310 N Fourth St
Kingman, AZ 86401
Phone: (928) 753-5561
Fax: (928) 753-6867
Hrs: M-F 8:00am-5:00pm
Water is a valuable resource in Arizona. Using our resources wisely will help us fill the needs of people, industries and businesses. Water conservation—using water efficiently and avoiding waste—is fundamental to ensuring water availability in the future. In order to protect our water supply everyone can practice conservation. In our businesses, schools, and homes, using water more efficiently will lessen the effects of limited water supply. Below are 25 things you can do to conserve water.
25 Thing You Can Do To Conserve Water
10 Things You Can Do to Save Water Outside
- Water your lawn only when it needs it - Watering on a regular schedule doesn't allow for cool spells or rainfall which reduce the need for watering. Step on a patch of grass, if it springs back when you move your foot, it doesn't need watering.

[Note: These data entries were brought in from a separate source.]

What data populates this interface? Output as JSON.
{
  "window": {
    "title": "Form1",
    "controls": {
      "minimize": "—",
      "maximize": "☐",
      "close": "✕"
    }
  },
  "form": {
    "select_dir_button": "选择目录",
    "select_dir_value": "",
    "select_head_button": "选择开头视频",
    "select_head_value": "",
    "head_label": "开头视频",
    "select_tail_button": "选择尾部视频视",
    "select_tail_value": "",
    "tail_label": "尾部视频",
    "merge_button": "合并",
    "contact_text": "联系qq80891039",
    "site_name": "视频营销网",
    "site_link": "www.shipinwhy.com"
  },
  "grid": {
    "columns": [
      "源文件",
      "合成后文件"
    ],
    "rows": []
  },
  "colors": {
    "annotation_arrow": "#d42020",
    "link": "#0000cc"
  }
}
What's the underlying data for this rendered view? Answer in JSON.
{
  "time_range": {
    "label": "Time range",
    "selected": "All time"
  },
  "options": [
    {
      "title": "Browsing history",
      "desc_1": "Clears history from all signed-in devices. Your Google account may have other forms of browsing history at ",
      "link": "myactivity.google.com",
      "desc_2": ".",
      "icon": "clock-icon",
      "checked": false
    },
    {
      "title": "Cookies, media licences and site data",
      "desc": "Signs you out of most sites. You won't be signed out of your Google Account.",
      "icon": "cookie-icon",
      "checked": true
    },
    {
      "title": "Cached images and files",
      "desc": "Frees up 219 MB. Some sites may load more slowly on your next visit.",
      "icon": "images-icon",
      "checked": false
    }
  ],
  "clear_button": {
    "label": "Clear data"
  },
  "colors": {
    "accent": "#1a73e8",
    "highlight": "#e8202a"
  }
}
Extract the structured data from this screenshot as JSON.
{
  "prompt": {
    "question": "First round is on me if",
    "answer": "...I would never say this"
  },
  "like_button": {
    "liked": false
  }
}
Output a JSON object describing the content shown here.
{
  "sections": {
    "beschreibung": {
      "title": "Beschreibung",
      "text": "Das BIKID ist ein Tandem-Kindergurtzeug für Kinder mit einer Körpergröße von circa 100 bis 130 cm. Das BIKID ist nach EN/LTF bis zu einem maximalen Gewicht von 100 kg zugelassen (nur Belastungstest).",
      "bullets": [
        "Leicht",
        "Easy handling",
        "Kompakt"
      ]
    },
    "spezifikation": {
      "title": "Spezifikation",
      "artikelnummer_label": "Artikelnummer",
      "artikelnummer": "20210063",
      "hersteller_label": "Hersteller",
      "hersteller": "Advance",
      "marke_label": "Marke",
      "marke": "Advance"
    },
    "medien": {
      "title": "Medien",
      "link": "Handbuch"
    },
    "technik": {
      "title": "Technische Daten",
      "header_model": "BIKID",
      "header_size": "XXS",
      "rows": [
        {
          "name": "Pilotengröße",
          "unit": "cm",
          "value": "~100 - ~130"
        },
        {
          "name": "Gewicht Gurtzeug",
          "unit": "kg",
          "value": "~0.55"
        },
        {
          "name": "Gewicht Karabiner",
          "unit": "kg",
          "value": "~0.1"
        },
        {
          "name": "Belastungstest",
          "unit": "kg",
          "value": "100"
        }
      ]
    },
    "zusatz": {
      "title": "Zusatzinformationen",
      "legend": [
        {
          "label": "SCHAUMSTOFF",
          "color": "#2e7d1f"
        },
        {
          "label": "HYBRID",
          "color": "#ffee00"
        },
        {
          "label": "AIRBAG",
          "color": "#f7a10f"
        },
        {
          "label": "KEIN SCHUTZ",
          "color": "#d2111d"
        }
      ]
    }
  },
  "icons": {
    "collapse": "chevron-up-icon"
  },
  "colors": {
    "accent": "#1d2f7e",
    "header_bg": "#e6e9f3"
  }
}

- Deep-soak your lawn - When you do water your lawn, water it long enough for the water to seep down to the roots where it is needed. A light sprinkling that sits on the surface will simply evaporate and be wasted.
- Water during the cool parts of the day - Early morning is better than dusk since it helps prevent the growth of fungus.
- Don't water the gutter - Position your sprinklers so the water lands on your lawn or garden. Also, avoid watering on windy days when much of the water may be carried off to the streets and sidewalks.
- Plant drought resistant trees and plants - Many beautiful trees and plants thrive without irrigation in the limited rainfall of our semiarid region.
- Put a layer of mulch around trees and plants - Mulch slows down the evaporation of moisture.
- Use a broom to clean driveways, sidewalks and steps - Using a hose will waste hundreds of gallons of water.
- Don't run the hose while washing the car - Soap down your car from a pail of soapy water. Use a hose only to rinse it off.
- Teach your children to conserve - Children love to play under a hose or sprinkler on a hot day. Unfortunately, this practice is extremely wasteful of precious water and should be discouraged.
- Check for leaks in pipes, hoses, faucets and couplings - Leaks outside the house are easier to ignore since they don't pose structural damage or keep you awake at night. However, they can be even more wasteful than inside leaks, especially when they occur on your main water line.
9 Things You Can Do to Save Water in the Bathroom
- Check your toilet for leaks - Put a few drops of food coloring in your toilet tank. If, without flushing, the color begins to appear in the bowl, you have a leak that may be wasting more than 100 gallons of water a day. It should be fixed as soon as possible.
- Stop using your toilet for an ashtray or wastebasket - Every cigarette butt or tissue you flush also flushes away 5 to 7 gallons of water.
- Put a plastic bottle in your toilet tank - Put an inch or two of sand or pebbles in the bottom of a quart bottle to weigh it down. Fill the rest with water and put in the bottom of your toilet tank, safely away from the operating mechanism. In the average home, the bottle may save 5 gallons or more of water a day without harming the efficiency of the toilet.
- Take shorter showers - A typical shower uses 5 to 10 gallons of water a minute. Limit your showers to the time it takes to soap up, wash down, and rinse off.
- Install water saving shower heads or flow restrictors - Your local hardware or plumbing supply store stocks inexpensive shower heads or flow restrictors that will cut your shower flow to about 3 gallons a minute instead of 5 or 10.
- Take baths - A partially filled tub uses less water than all but the shortest showers.
- Turn off the water while brushing your teeth - Before brushing, wet your brush and fill a glass for rinsing your mouth.
- Turn the water off while shaving - Fill the bottom of the sink with a few inches of warm water in which to rinse your razor.
- Checks faucets and pipes for leaks - Even a small drip can waste 50 or more gallons of water a day.
6 Things You Can Do to Save Water in the Kitchen and Laundry
- Use your dishwasher only when full - Every time you run your dishwasher you use about 25 gallons of water.
- Use your washing machine only for full loads - Your washing machine uses about 30 gallons of water per cycle.
- Don't let the faucet run while cleaning vegetables - Rinse your vegetables in a sink full of clean water.
- Keep a bottle of drinking water in the refrigerator - This stops the practice of running the faucet to cool the water for drinking.
- If you wash dishes by hand, don't leave the water running for rinsing - If you have two sinks fill one with rinse water. If you only have one then wash your dishes and place them in a dish rack until you are finished washing. Then rinse them using a small amount of water in the sink.
- Check faucets and pipes for leaks - Leaks waste water 24 hours a day 7 days a week.